1917 Fuhr Propaganda Map, World War I Sugar Rationing

Sugar means ships. The consumption of sugar sweetened drinks must be reduced... - Main View

1917 Fuhr Propaganda Map, World War I Sugar Rationing


Requisitioning the sugar industry.


Sugar means ships. The consumption of sugar sweetened drinks must be reduced...
  1917 (undated)     15.25 x 18.25 in (38.735 x 46.355 cm)


A striking c. 1917 propaganda piece from the First World War era, this illustration was drawn by Ernest Fuhr for the United States Food Administration to encourage sugar rationing. The American sugar addiction, which relied on huge fleets to transport raw sugar from tropical ports in the West Indies, significantly reduced the number of oceangoing transport ships that could be commandeered for the war effort - leading to proactive domestic encouragement of rationing.
A Closer Look
The illustration depicts a young woman imbibing a sugary drink through a straw. The bottom of the cup from which she drinks is open, allowing ships carrying sugar to be sucked into the cup instead of proceeding to Europe along with other supply ships. A dark cloud hangs in the background with the words 'War' and 'Hurry!' appearing within it. Text explains that 400 million pounds of sugar were imported to the U.S. the previous year, on ships which could otherwise support the war effort.
The United States Food Administration
Established by Executive Order on August 10, 1917, the United States Food Administration was tasked with the production, distribution, and conservation of food within the U.S. for the duration of the war. The agency was largely defined by its leader, future U.S. President Herbert Hoover. At the start of World War I (1914 - 1818), Hoover was a successful mining executive living in London. When tens of thousands of Americans (many of them tourists) fled the continent to England trying to return home, Hoover organized a committee to help manage their travel, often by forwarding loans to cover their expenses. This work got the attention of the American Ambassador to the U.K., who asked Hoover to establish another committee to provide food relief to Belgium, which was suffering a terrible food shortage following German invasion. Overcoming both logistical and diplomatic challenges, the Commission for Relief in Belgium negotiated with both sides in the conflict to deliver food (mostly American flour) through the British blockade and even through German lines.

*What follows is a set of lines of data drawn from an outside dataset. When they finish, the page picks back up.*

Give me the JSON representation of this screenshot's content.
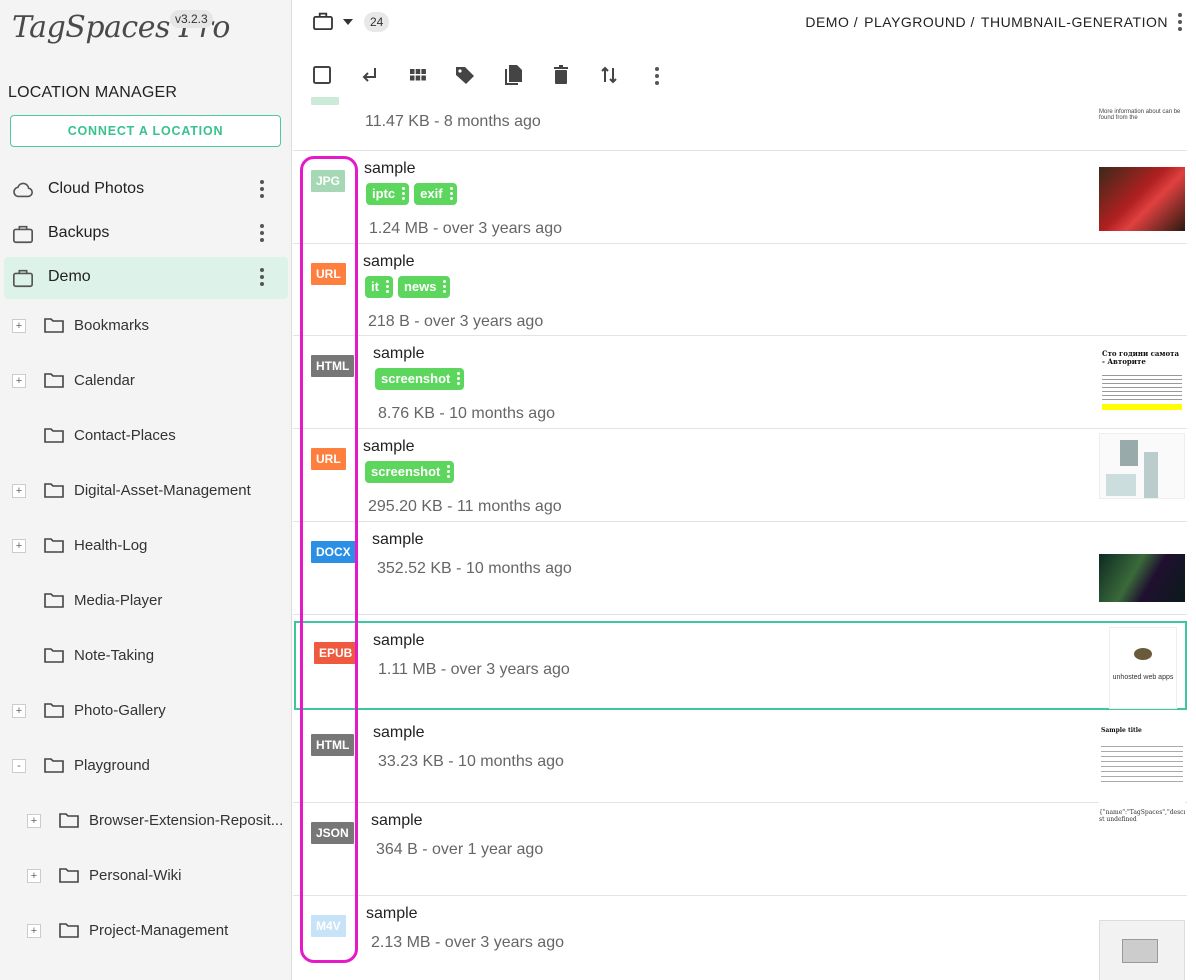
{
  "app": {
    "logo": "TagSpaces Pro",
    "version": "v3.2.3"
  },
  "sidebar": {
    "title": "LOCATION MANAGER",
    "connect_label": "CONNECT A LOCATION",
    "locations": [
      {
        "name": "Cloud Photos",
        "icon": "cloud-icon"
      },
      {
        "name": "Backups",
        "icon": "briefcase-icon"
      },
      {
        "name": "Demo",
        "icon": "briefcase-icon",
        "active": true
      }
    ],
    "tree": [
      {
        "name": "Bookmarks",
        "expander": "+"
      },
      {
        "name": "Calendar",
        "expander": "+"
      },
      {
        "name": "Contact-Places",
        "expander": ""
      },
      {
        "name": "Digital-Asset-Management",
        "expander": "+"
      },
      {
        "name": "Health-Log",
        "expander": "+"
      },
      {
        "name": "Media-Player",
        "expander": ""
      },
      {
        "name": "Note-Taking",
        "expander": ""
      },
      {
        "name": "Photo-Gallery",
        "expander": "+"
      },
      {
        "name": "Playground",
        "expander": "-"
      },
      {
        "name": "Browser-Extension-Reposit...",
        "expander": "+",
        "child": true
      },
      {
        "name": "Personal-Wiki",
        "expander": "+",
        "child": true
      },
      {
        "name": "Project-Management",
        "expander": "+",
        "child": true
      }
    ]
  },
  "topbar": {
    "count": "24",
    "breadcrumb": [
      "DEMO /",
      "PLAYGROUND /",
      "THUMBNAIL-GENERATION"
    ]
  },
  "toolbar": {
    "icons": [
      "select-all-checkbox-icon",
      "parent-folder-icon",
      "grid-view-icon",
      "tag-icon",
      "copy-icon",
      "delete-icon",
      "sort-icon",
      "more-icon"
    ]
  },
  "files": [
    {
      "name": "",
      "ext": "",
      "meta": "11.47 KB -  8 months ago",
      "tags": [],
      "partial": true
    },
    {
      "name": "sample",
      "ext": "JPG",
      "color": "#a6d8b6",
      "meta": "1.24 MB -  over 3 years ago",
      "tags": [
        "iptc",
        "exif"
      ],
      "thumb": "car"
    },
    {
      "name": "sample",
      "ext": "URL",
      "color": "#ff7f3f",
      "meta": "218 B -  over 3 years ago",
      "tags": [
        "it",
        "news"
      ],
      "thumb": "none"
    },
    {
      "name": "sample",
      "ext": "HTML",
      "color": "#777777",
      "meta": "8.76 KB -  10 months ago",
      "tags": [
        "screenshot"
      ],
      "thumb": "article"
    },
    {
      "name": "sample",
      "ext": "URL",
      "color": "#ff7f3f",
      "meta": "295.20 KB -  11 months ago",
      "tags": [
        "screenshot"
      ],
      "thumb": "web"
    },
    {
      "name": "sample",
      "ext": "DOCX",
      "color": "#2b8fe6",
      "meta": "352.52 KB -  10 months ago",
      "tags": [],
      "thumb": "dark"
    },
    {
      "name": "sample",
      "ext": "EPUB",
      "color": "#ef5a3f",
      "meta": "1.11 MB -  over 3 years ago",
      "tags": [],
      "thumb": "book",
      "selected": true
    },
    {
      "name": "sample",
      "ext": "HTML",
      "color": "#777777",
      "meta": "33.23 KB -  10 months ago",
      "tags": [],
      "thumb": "doc"
    },
    {
      "name": "sample",
      "ext": "JSON",
      "color": "#777777",
      "meta": "364 B -  over 1 year ago",
      "tags": [],
      "thumb": "json"
    },
    {
      "name": "sample",
      "ext": "M4V",
      "color": "#c7e3f7",
      "meta": "2.13 MB -  over 3 years ago",
      "tags": [],
      "thumb": "video"
    }
  ],
  "thumb_text": {
    "partial": "More information about can be found from the",
    "article_title": "Сто години самота - Авторите",
    "book": "unhosted web apps",
    "doc_title": "Sample title",
    "json": "{\"name\":\"TagSpaces\",\"description\":\"Offline st undefined"
  }
}
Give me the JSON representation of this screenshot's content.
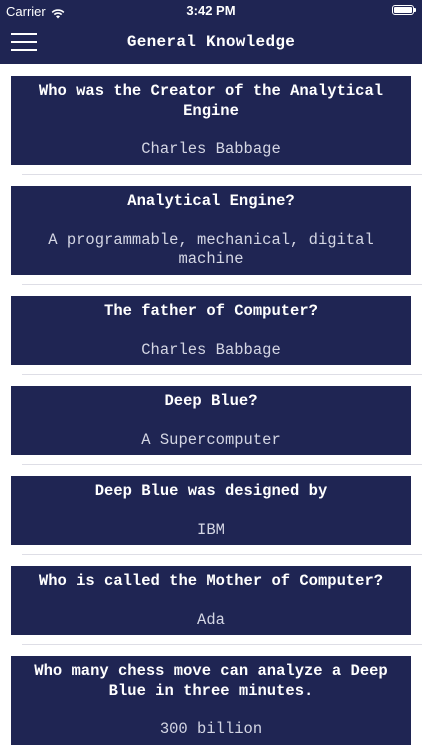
{
  "status_bar": {
    "carrier": "Carrier",
    "time": "3:42 PM",
    "icons": [
      "wifi-icon",
      "battery-icon"
    ]
  },
  "nav": {
    "title": "General Knowledge",
    "menu_icon": "hamburger-menu-icon"
  },
  "colors": {
    "card_background": "#1f2553",
    "header_background": "#1f2553",
    "text": "#ffffff",
    "separator": "#dedee6"
  },
  "cards": [
    {
      "question": "Who was the Creator of the Analytical Engine",
      "answer": "Charles Babbage"
    },
    {
      "question": "Analytical Engine?",
      "answer": "A programmable, mechanical, digital machine"
    },
    {
      "question": "The father of Computer?",
      "answer": "Charles Babbage"
    },
    {
      "question": "Deep Blue?",
      "answer": "A Supercomputer"
    },
    {
      "question": "Deep Blue was designed by",
      "answer": "IBM"
    },
    {
      "question": "Who is called the Mother of Computer?",
      "answer": "Ada"
    },
    {
      "question": "Who many chess move can analyze a Deep Blue in three minutes.",
      "answer": "300 billion"
    }
  ]
}
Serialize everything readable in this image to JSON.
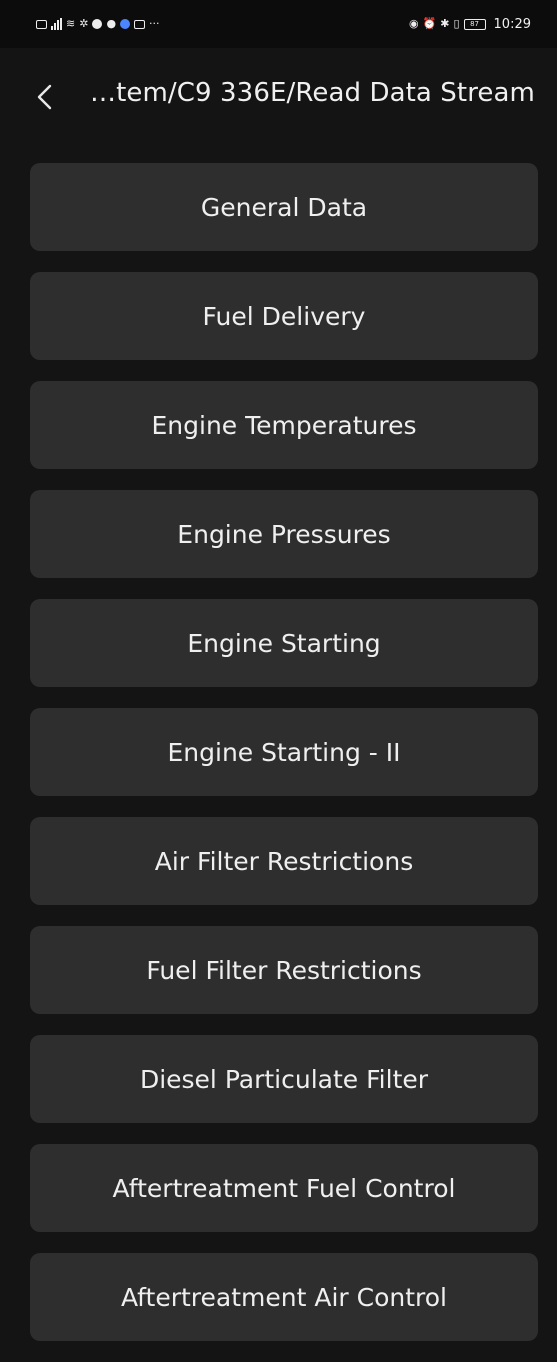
{
  "status_bar": {
    "time": "10:29",
    "battery": "87",
    "left_icons": [
      "sim-icon",
      "signal-icon",
      "wifi-icon",
      "location-icon",
      "notification-icon",
      "chat-icon",
      "app-icon",
      "gallery-icon",
      "more-notifications-icon"
    ],
    "right_icons": [
      "eye-icon",
      "alarm-icon",
      "bluetooth-icon",
      "vibrate-icon",
      "battery-icon"
    ],
    "more": "···"
  },
  "header": {
    "title": "…tem/C9 336E/Read Data Stream"
  },
  "menu": {
    "items": [
      {
        "label": "General Data"
      },
      {
        "label": "Fuel Delivery"
      },
      {
        "label": "Engine Temperatures"
      },
      {
        "label": "Engine Pressures"
      },
      {
        "label": "Engine Starting"
      },
      {
        "label": "Engine Starting - II"
      },
      {
        "label": "Air Filter Restrictions"
      },
      {
        "label": "Fuel Filter Restrictions"
      },
      {
        "label": "Diesel Particulate Filter"
      },
      {
        "label": "Aftertreatment Fuel Control"
      },
      {
        "label": "Aftertreatment Air Control"
      }
    ]
  },
  "colors": {
    "background": "#141414",
    "button": "#2e2e2e",
    "text": "#efefef"
  }
}
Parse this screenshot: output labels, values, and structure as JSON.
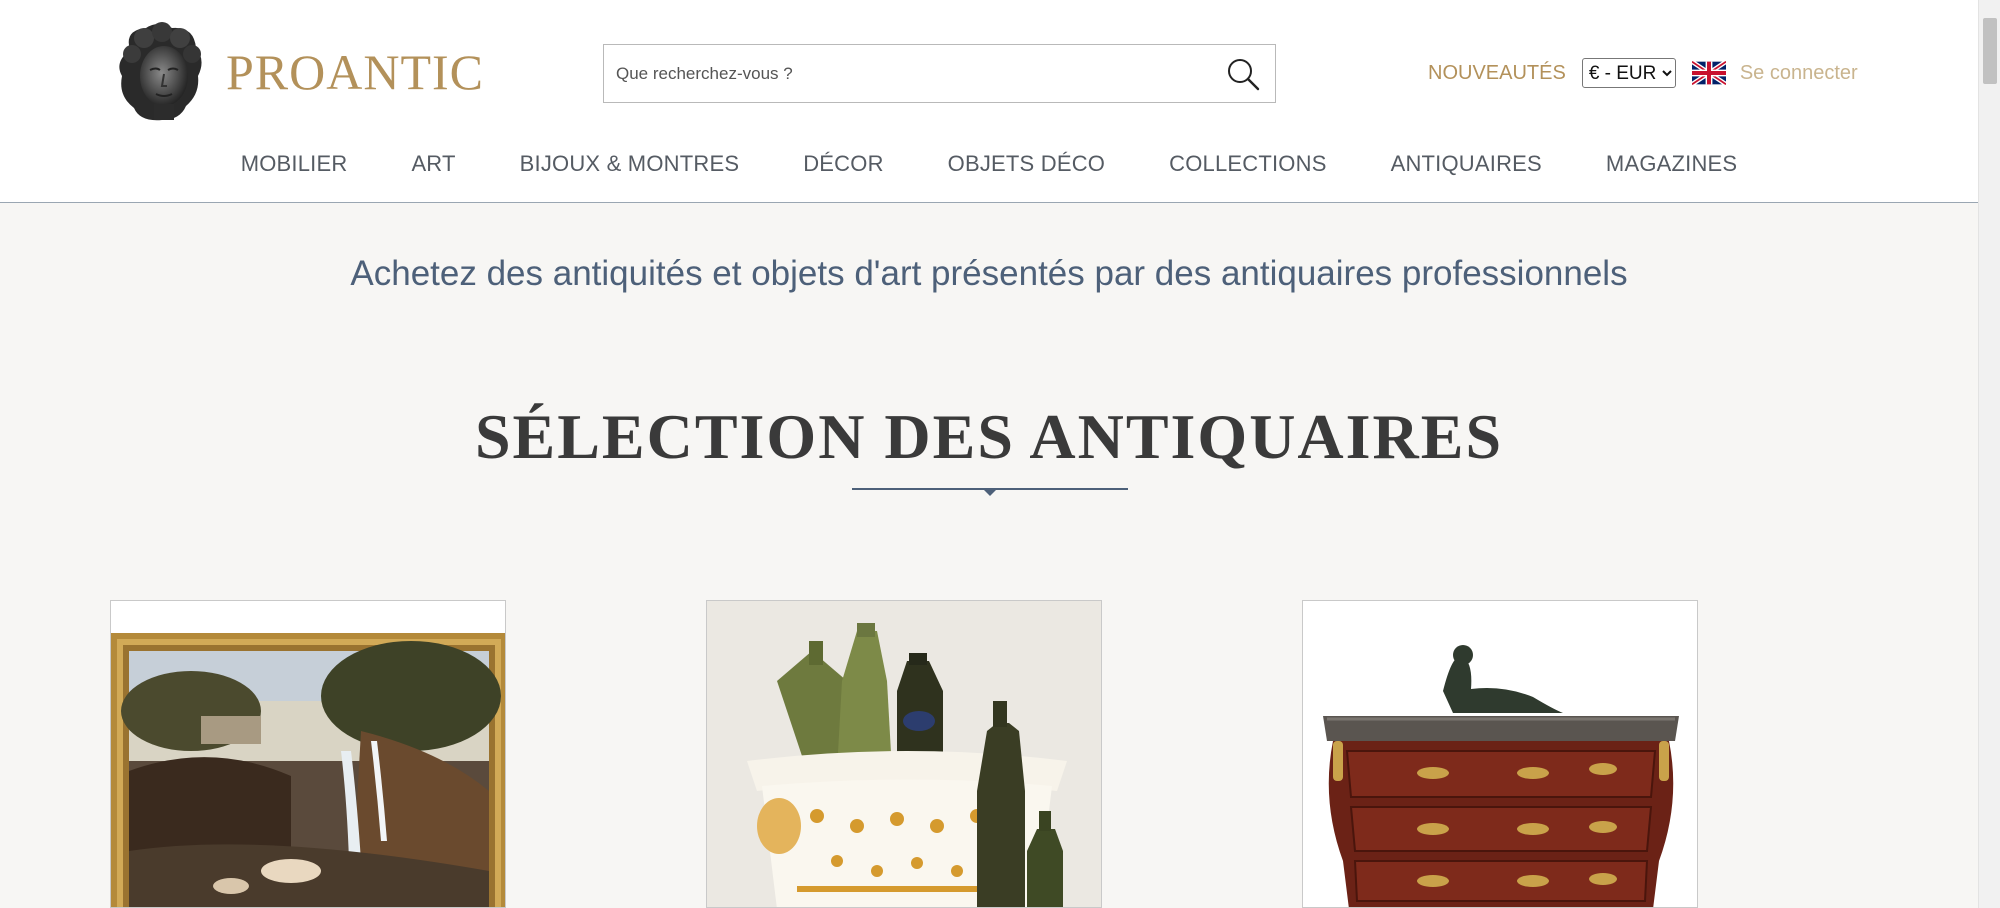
{
  "header": {
    "brand": "PROANTIC",
    "search": {
      "placeholder": "Que recherchez-vous ?",
      "value": ""
    },
    "nouveautes_label": "NOUVEAUTÉS",
    "currency": {
      "selected": "€ - EUR",
      "options": [
        "€ - EUR"
      ]
    },
    "language_flag": "uk-flag-icon",
    "login_label": "Se connecter"
  },
  "nav": {
    "items": [
      {
        "label": "MOBILIER"
      },
      {
        "label": "ART"
      },
      {
        "label": "BIJOUX & MONTRES"
      },
      {
        "label": "DÉCOR"
      },
      {
        "label": "OBJETS DÉCO"
      },
      {
        "label": "COLLECTIONS"
      },
      {
        "label": "ANTIQUAIRES"
      },
      {
        "label": "MAGAZINES"
      }
    ]
  },
  "main": {
    "tagline": "Achetez des antiquités et objets d'art présentés par des antiquaires professionnels",
    "section_title": "SÉLECTION DES ANTIQUAIRES",
    "cards": [
      {
        "image": "framed-landscape-painting-image"
      },
      {
        "image": "faience-wine-cooler-bottles-image"
      },
      {
        "image": "louis-xv-commode-bronze-image"
      }
    ]
  },
  "colors": {
    "brand_gold": "#b3915a",
    "login_gold": "#c9b48e",
    "nav_text": "#555b63",
    "tagline_blue": "#4d6079",
    "background": "#f7f6f4"
  }
}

This work made Hoover a natural choice to handle food related issues on the Home Front once the United States entered the conflict in 1917. Hoover agreed on the condition that the agency was given wide authority and autonomy, which it exercised to great effect. To encourage food rationing through voluntary means, the Food Administration employed memorable slogans ('meatless Mondays,' 'wheatless Wednesdays') and dramatic propaganda illustrations such as that seen here, distributed by an army of volunteers, mostly women, in public venues. The agency also regulated prices and established a Grain Corporation to buy and sell foodstuffs. These efforts allowed the U.S. to continue to feed its population while also shipping millions of tons of food to Europe to support troops and civilians.

Hoover became a well-known public figure and the darling of progressives, who saw him as the apex of bureaucratic planning and efficiency. Though he unsuccessfully ran for president in 1920, he became Commerce Secretary in the Harding-Coolidge Administration, setting him up for a successful presidential run in 1928.
Publication History and Census
This illustration was produced by Ernest Fuhr in 1917 or 1918 and printed by the Carey Printing Company for the U.S. Food Administration. It is sometimes erroneously attributed to Jonas Lie, an illustrator who produced similar wartime propaganda works. Eleven institutions are listed as holding this piece in the OCLC. In addition, it is held by the University of Alabama, the Perkins School for the Blind, the Emil A. Blackmore Museum of The American Legion, the Philadelphia Museum of Art, and the Metropolitan Museum of Art.


Ernest Fuhr (1874 - 1933) was an American illustrator and artist active in and around New York City. He studied at the National Academy of Design in New York and in Paris at the Academie Colarossi, and William Merritt Chase and Thomas Eakins were among his teachers. He was known for his illustrations that appeared in the New York Herald, New York World, and other newspapers and magazines, as well as the propaganda pieces he drew during the First World War. More by this mapmaker...

The Carey Printing Company (c. 1898 - 1921) was a New York City-based publisher located on Vanderwater Street in Lower Manhattan. It was founded by Peter M. Carey, who had previously managed another print shop in the city. When the company commenced operation in 1898, it was heralded as having an especially spacious printing plant that employed the most advanced machinery. The firm specialized in printing posters, including propaganda posters during the First World War, and weekend supplements for major newspapers in New York City. Given the ephemeral nature of the company's output, few of its works survive in institutional collections, the better part being those produced to support the war effort in 1917 - 1918. Learn More...


Excellent. Minor paper texture/buckling inĀ smallĀ areas.


OCLC 51119062, 51040576, 10215104, 1135198817.